by Eric Griswold “There were people from Milwaukee there before us, but we were the first to really get organized. We wanted to give something back. So in 2000 we organized the first-ever theme village from the Midwest, and every year it just gets bigger and better. Call it Urban planning in a temporary city. We extended the urban planning to Burning Man as a whole, giving a series of suggestions to the central government there that became known as the Village Community Proposal. This led to the Wheel of Fire Project, an attempt to create community cohesion through a gigantic shared art project of fire-lit processions leading up to the ultimate event of the festival itself, the actual burning of the Man. The project was carried out in 2001 and will be implemented again in 2002 with the participation of the central government. It will form a multi-spoked fiery wheel nearly a mile in diameter, visible from the air or from space.” “The central government began to see that they could trust us with large projects, and made us Regional Contacts to the State of Wisconsin. In this role we provide guidance and orientation to anyone seeking to attend the Festival.” “The next step was to set up the BurningSnow center for the Experimental arts, which has recently opened at 2578 N. Weil Street in Riverwest. One of its functions is as an official contact center for the Burning Man festival. We have orientation meetings on Sunday nights, fundraising parties and so on. Also, it is a place to develop new experimental art forms, for example, the golden electric surfboard for the desert, the ultraviolet teepee, and our Speed Dating interactive game that was written up in Penthouse.com.” “It is an incredible source of inspiration, especially for a first timer. Every minute of every day is a jaw-dropping experience. You see an incredible piece of art, like a galloping neon horse with somebody riding it, and your jaw drops. Then you wonder, ‘how did they get that thing out here?’ and your jaw drops again. Then, you realize that there are 10,000 more things just as amazing out there, and it’s only the first day, and your jaw drops again…. It’s the ‘Eureka’ factor, every minute of every day, that’s why the heat, and the wind, and the dust don’t matter — they just don’t matter at all.”
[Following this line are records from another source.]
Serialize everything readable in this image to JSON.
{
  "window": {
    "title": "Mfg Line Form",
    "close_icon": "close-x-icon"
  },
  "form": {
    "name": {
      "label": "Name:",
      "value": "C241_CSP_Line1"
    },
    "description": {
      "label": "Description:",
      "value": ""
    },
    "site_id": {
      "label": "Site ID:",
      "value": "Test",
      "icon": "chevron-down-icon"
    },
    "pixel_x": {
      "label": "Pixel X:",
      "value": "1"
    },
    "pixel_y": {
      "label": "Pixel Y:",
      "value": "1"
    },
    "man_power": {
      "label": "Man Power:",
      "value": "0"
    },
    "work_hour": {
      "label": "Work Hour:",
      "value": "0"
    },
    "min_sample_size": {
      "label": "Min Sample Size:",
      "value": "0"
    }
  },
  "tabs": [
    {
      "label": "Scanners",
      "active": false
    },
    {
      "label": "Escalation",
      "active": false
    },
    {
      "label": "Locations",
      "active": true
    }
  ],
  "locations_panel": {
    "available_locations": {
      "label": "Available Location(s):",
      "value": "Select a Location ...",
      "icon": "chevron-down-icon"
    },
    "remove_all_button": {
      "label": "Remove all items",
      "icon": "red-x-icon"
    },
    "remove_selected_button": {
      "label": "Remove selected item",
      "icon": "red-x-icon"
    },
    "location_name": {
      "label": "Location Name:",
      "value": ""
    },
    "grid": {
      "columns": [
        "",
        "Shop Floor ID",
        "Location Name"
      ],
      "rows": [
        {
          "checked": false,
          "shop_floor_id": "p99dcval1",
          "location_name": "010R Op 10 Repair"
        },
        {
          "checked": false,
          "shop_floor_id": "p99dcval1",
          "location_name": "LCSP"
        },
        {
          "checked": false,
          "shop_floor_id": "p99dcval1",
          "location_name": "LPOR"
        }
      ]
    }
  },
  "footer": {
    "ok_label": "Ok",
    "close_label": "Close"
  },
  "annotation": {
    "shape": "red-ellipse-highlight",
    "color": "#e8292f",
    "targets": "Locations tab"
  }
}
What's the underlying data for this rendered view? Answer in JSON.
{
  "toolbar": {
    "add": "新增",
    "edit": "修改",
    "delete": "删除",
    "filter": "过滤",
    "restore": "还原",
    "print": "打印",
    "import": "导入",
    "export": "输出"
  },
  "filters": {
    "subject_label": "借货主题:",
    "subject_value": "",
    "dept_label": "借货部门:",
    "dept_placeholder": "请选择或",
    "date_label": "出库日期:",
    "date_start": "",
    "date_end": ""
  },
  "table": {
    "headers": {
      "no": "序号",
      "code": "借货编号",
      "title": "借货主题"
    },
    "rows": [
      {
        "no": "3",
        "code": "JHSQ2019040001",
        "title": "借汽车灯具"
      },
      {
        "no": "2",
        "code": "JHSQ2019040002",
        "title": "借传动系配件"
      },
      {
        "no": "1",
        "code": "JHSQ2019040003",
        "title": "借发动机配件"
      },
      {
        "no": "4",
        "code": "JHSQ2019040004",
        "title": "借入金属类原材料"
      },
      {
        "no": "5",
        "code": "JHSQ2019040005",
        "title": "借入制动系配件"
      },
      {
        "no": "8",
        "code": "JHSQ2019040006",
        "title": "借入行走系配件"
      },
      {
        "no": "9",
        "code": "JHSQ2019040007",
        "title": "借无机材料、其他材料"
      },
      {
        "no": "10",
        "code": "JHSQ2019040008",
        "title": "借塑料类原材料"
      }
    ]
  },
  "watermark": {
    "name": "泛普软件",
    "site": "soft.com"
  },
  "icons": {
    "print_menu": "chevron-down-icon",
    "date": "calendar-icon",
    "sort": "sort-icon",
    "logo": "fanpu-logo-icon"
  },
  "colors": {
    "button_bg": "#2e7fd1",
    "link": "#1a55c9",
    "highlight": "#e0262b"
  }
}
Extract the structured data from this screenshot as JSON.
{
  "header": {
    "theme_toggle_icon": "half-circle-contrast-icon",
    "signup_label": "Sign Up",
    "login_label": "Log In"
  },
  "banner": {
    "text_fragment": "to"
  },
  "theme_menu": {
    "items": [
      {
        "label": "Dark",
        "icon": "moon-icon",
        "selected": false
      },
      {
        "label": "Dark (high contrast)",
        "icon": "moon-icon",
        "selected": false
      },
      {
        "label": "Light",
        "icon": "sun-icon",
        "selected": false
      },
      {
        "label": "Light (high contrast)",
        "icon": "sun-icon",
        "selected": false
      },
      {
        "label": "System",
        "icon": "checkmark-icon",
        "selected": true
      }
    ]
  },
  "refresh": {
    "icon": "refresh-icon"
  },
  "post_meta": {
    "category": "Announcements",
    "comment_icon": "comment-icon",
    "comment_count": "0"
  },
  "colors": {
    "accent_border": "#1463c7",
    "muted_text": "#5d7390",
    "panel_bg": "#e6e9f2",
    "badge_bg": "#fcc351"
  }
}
Several things make this festival unique…
- The “gift economy” — no vending is allowed. Nothing can be bought or sold. So it’s all done for the love of art. In return for your gift of art you sample the gifts of 20,000 other people.
- The remote desert location itself encourages only the most dedicated to attend.
- The “No Spectators, only Participants” rule. From Burningman.com: “Burning Man is a 100% participant sponsored, participant created event. We often like to say there are no spectators at Burning Man. It doesn’t mean there isn’t a lot to look at — it means that even the process of viewing is active. Even first-timers are participants — they always figure it out.”
- The “Leave No Trace” policy of deep ecology insures that every scrap brought in must be brought out again.
Riverwest Currents – Volume 1 – Issue 8 – September 2002
by Eric Griswold